Sweden is a great place to start a business in Europe. The country has a low cost of living, an educated population, and a stable government. Additionally, Sweden has a well-developed infrastructure, including a strong banking system and an efficient legal system. The country also has a wide range of businesses to choose from, including technology companies and small businesses.
If you’re looking to start a business in Europe, France is definitely one of the best options. With a strong economy and skilled workforce, this country is perfect for budding entrepreneurs. Additionally, France has a variety of business-friendly regulations and generous tax breaks that will help your company thrive.
France also has a vibrant startup scene, with plenty of resources and support available from local businesses and government officials. If you’re planning on starting your business in France, be sure to attend events and networking activities organized by local organizations to get the most out of your experience.
Italy is one of the most popular places in Europe to start a business. It has a strong economy and an impressive track record of entrepreneurship. Plus, it’s known for its quality infrastructure and customer service.
Spain is another country with a rich history and culture when it comes to entrepreneurship. Its close proximity to France and Belgium makes it an ideal place to do business, while its diverse geography offers a wide range of opportunities for businesses of all sizes.
How to start a business in Europe
There are many factors to consider when starting a business in Europe, but some of the most important include: market size, infrastructure, cost of living, and language barriers.
To determine which country is best for your business, you’ll want to look at each factor. A good place to start is by looking at the size of the market. Do your research to figure out how large the European market is and what percentage of it is populated by businesses. Then, use that information to help you decide where to set up shop.
If you’re looking for an easily accessible market, Germany or France are great choices because they have a large population and speak both English and one of the major European languages. However, if you’re looking for a more remote area or a specific type of customer, other countries may be better suited. For example, Norway has strong ski industry ties with Europe and has a largely Viking population that can be very advantageous when selling winter sports equipment or products related thereto.
While it’s important to consider your target audience when choosing a location for your business, don’t forget about the infrastructure needed to support it. In addition to having an active economy and adequate resources (such as broadband Internet access), countries should also have applicable tax laws and regulations, skilled workforce availability, and merchant services offered (such as banking). Additionally, be sure to research any necessary permits or licenses required before setting up shop (e.g., trademark registration or regulatory compliance).

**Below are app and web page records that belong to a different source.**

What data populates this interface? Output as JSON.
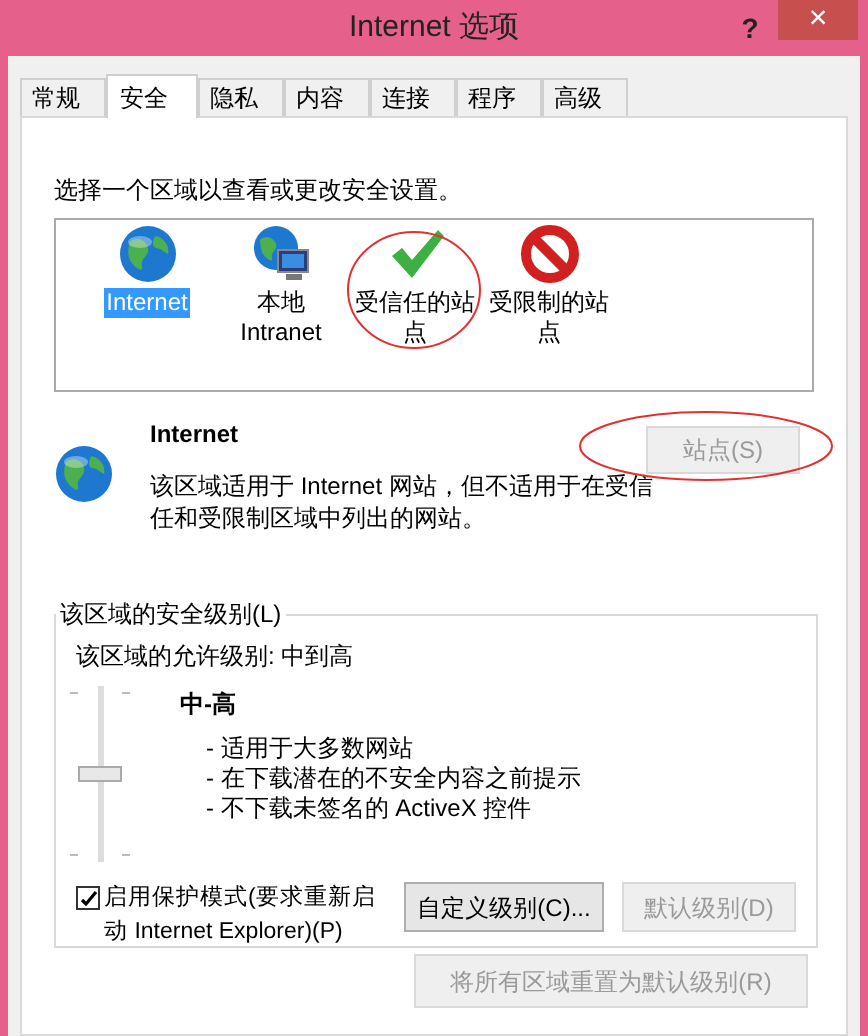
{
  "window": {
    "title": "Internet 选项",
    "help": "?",
    "close": "×"
  },
  "tabs": [
    {
      "label": "常规",
      "selected": false
    },
    {
      "label": "安全",
      "selected": true
    },
    {
      "label": "隐私",
      "selected": false
    },
    {
      "label": "内容",
      "selected": false
    },
    {
      "label": "连接",
      "selected": false
    },
    {
      "label": "程序",
      "selected": false
    },
    {
      "label": "高级",
      "selected": false
    }
  ],
  "zone_prompt": "选择一个区域以查看或更改安全设置。",
  "zones": [
    {
      "kind": "globe",
      "label": "Internet",
      "selected": true,
      "circled": false
    },
    {
      "kind": "intranet",
      "label": "本地 Intranet",
      "selected": false,
      "circled": false
    },
    {
      "kind": "trusted",
      "label": "受信任的站点",
      "selected": false,
      "circled": true
    },
    {
      "kind": "restricted",
      "label": "受限制的站点",
      "selected": false,
      "circled": false
    }
  ],
  "zone_info": {
    "title": "Internet",
    "description": "该区域适用于 Internet 网站，但不适用于在受信任和受限制区域中列出的网站。",
    "sites_button": {
      "label": "站点(S)",
      "disabled": true,
      "circled": true
    }
  },
  "security_level": {
    "legend": "该区域的安全级别(L)",
    "allowed": "该区域的允许级别: 中到高",
    "level": 0.5,
    "level_name": "中-高",
    "bullets": [
      "- 适用于大多数网站",
      "- 在下载潜在的不安全内容之前提示",
      "- 不下载未签名的 ActiveX 控件"
    ],
    "protected_mode": {
      "label": "启用保护模式(要求重新启动 Internet Explorer)(P)",
      "checked": true
    },
    "buttons": [
      {
        "label": "自定义级别(C)...",
        "disabled": false
      },
      {
        "label": "默认级别(D)",
        "disabled": true
      }
    ]
  },
  "reset_button": {
    "label": "将所有区域重置为默认级别(R)",
    "disabled": true
  }
}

When it comes to starting a business in Europe, there are a number of different countries that offer favorable conditions and corresponding tax rates. From the UK to Germany, these are some of the best countries in which to start your own business. With an understanding of the various tax laws governing each country and a little bit of research, you’ll be well on your way to setting up shop in one of Europe’s top economies.